“[A] dominant impulse of whiteness took shape around the European Enlightenment’s notion of rationality with its privileged construction of a transcendental white, male, rational subject who operated at the recesses of power while concurrently giving every indication that he escaped the confines of time and space. In this context whiteness was naturalized as a universal entity that operated as more than a mere ethnic positionality emerging from a particular time, the late seventeenth and eighteenth centuries, and a particular space, Western Europe. Reason in this historical configuration is whitened and human nature itself is grounded upon this reasoning capacity. Lost in the defining process is the socially constructed nature of reason itself, not to mention its emergence as a signifier of whiteness. Thus, in its rationalistic womb whiteness begins to establish itself as a norm that represents an authoritative, delimited, and hierarchical mode of thought. In the emerging colonial contexts in which Whites would increasingly find themselves in the decades and centuries following the Enlightenment, the encounter with non-Whiteness would be framed in rationalistic terms—whiteness representing orderliness, rationality, and self-control and non-whiteness as chaos, irrationality, violence, and the breakdown of self-regulation.
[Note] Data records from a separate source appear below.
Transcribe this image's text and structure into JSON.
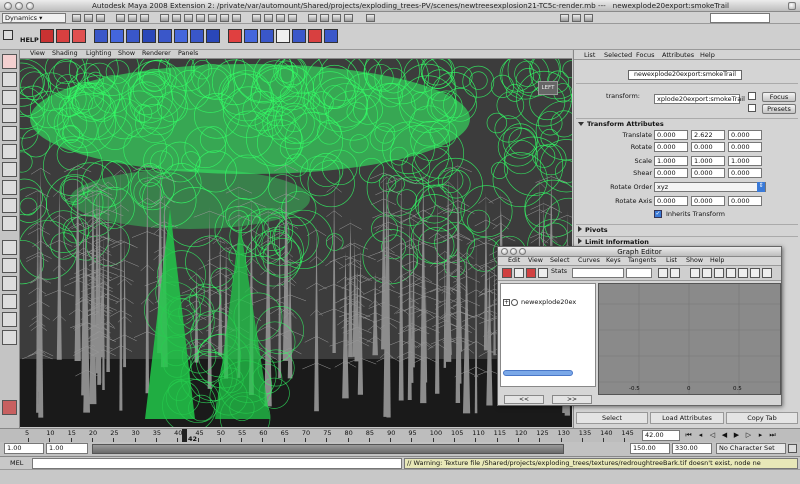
{
  "window": {
    "title": "Autodesk Maya 2008 Extension 2: /private/var/automount/Shared/projects/exploding_trees-PV/scenes/newtreesexplosion21-TC5c-render.mb",
    "title_separator": "---",
    "selected_object": "newexplode20export:smokeTrail"
  },
  "status_line": {
    "mode": "Dynamics"
  },
  "shelf": {
    "help_label": "HELP"
  },
  "viewport": {
    "menu": [
      "View",
      "Shading",
      "Lighting",
      "Show",
      "Renderer",
      "Panels"
    ],
    "camera_label": "LEFT"
  },
  "attribute_editor": {
    "menu": [
      "List",
      "Selected",
      "Focus",
      "Attributes",
      "Help"
    ],
    "node_tab": "newexplode20export:smokeTrail",
    "transform_label": "transform:",
    "transform_value": "xplode20export:smokeTrail",
    "focus_button": "Focus",
    "presets_button": "Presets",
    "section_transform": "Transform Attributes",
    "translate_label": "Translate",
    "translate": [
      "0.000",
      "2.622",
      "0.000"
    ],
    "rotate_label": "Rotate",
    "rotate": [
      "0.000",
      "0.000",
      "0.000"
    ],
    "scale_label": "Scale",
    "scale": [
      "1.000",
      "1.000",
      "1.000"
    ],
    "shear_label": "Shear",
    "shear": [
      "0.000",
      "0.000",
      "0.000"
    ],
    "rotate_order_label": "Rotate Order",
    "rotate_order": "xyz",
    "rotate_axis_label": "Rotate Axis",
    "rotate_axis": [
      "0.000",
      "0.000",
      "0.000"
    ],
    "inherits_transform": "Inherits Transform",
    "section_pivots": "Pivots",
    "section_limit": "Limit Information",
    "select_button": "Select",
    "load_attributes_button": "Load Attributes",
    "copy_tab_button": "Copy Tab"
  },
  "graph_editor": {
    "title": "Graph Editor",
    "menu": [
      "Edit",
      "View",
      "Select",
      "Curves",
      "Keys",
      "Tangents",
      "List",
      "Show",
      "Help"
    ],
    "stats_label": "Stats",
    "outliner_item": "newexplode20ex",
    "prev_button": "<<",
    "next_button": ">>",
    "axis_labels": [
      "-0.5",
      "0",
      "0.5"
    ]
  },
  "time_slider": {
    "ticks": [
      "5",
      "10",
      "15",
      "20",
      "25",
      "30",
      "35",
      "40",
      "45",
      "50",
      "55",
      "60",
      "65",
      "70",
      "75",
      "80",
      "85",
      "90",
      "95",
      "100",
      "105",
      "110",
      "115",
      "120",
      "125",
      "130",
      "135",
      "140",
      "145"
    ],
    "current_frame_marker": "42",
    "current_frame": "42.00"
  },
  "range_slider": {
    "start_time": "1.00",
    "playback_start": "1.00",
    "playback_end": "150.00",
    "end_time": "330.00",
    "character_set": "No Character Set"
  },
  "command_line": {
    "mel_label": "MEL",
    "warning": "// Warning: Texture file /Shared/projects/exploding_trees/textures/redroughtreeBark.tif doesn't exist, node ne"
  },
  "colors": {
    "particle_green": "#33ff66",
    "tree_grey": "#8c8c8c",
    "selection_blue": "#3a57c9",
    "warning_bg": "#e8e8b8"
  }
}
Rationality emerged as the conceptual base around which civilization and savagery could be delineated.”
In other words, the project was to remake the world in the image of the “ideal,” which was imagined (by Europeans) to be white, male, rational, individualistic, and generally European. Since the people that Europeans were encountering as they conquered their way to empire were not at all like the “ideal” man, then it became the duty of Europeans to civilize or eliminate them. This became known as the White Man’s Burden in Europe, and later on, in North America, as Manifest Destiny. Let the virtuous rule. As “we” know they should.
In a review of Sven Lindqvist’s 1997 book Exterminate All the Brutes: One Man’s Odyssey into the Heart of Darkness and the Origins of European Genocide, the Cambridge Forecast Group comments that European colonialism “was guided by a doctrine that placed Europe at the top of the evolutionary ladder and regarded non-Europeans as a separate species bound for extinction…”
Author Mahboob Khawaja, in a 2012 essay Western Imperialism and the Unspoken Tyranny of Colonization, maintains that “European colonization of the racially inferior herds was a planned scheme of things not an accidental history—an obsessive political belief that Europeans were superior in their intellect, ethnicity, race, color and human configuration than the other people of the globe.”
While many criteria were used to differentiate Europeans (Us) from non-Europeans (Them), many of the characteristics were modifiable: “Savages” could become civilized. “Heathens” could be converted. And entire nations could become “European” as they conformed to the demands of colonialism. Some idea, some concept, was needed in order to justify the exclusion of the colonized masses—who, after all, were people—from participation in the Social Contract. And that idea was to define only some people as real people. And the basic criterion in this exclusionary game was race.
In the next issue of Nygaard Notes I’ll talk about the Racial Contract, and how the ideas sown in the Enlightenment continue to bear some very bitter fruit here in the 21st Century.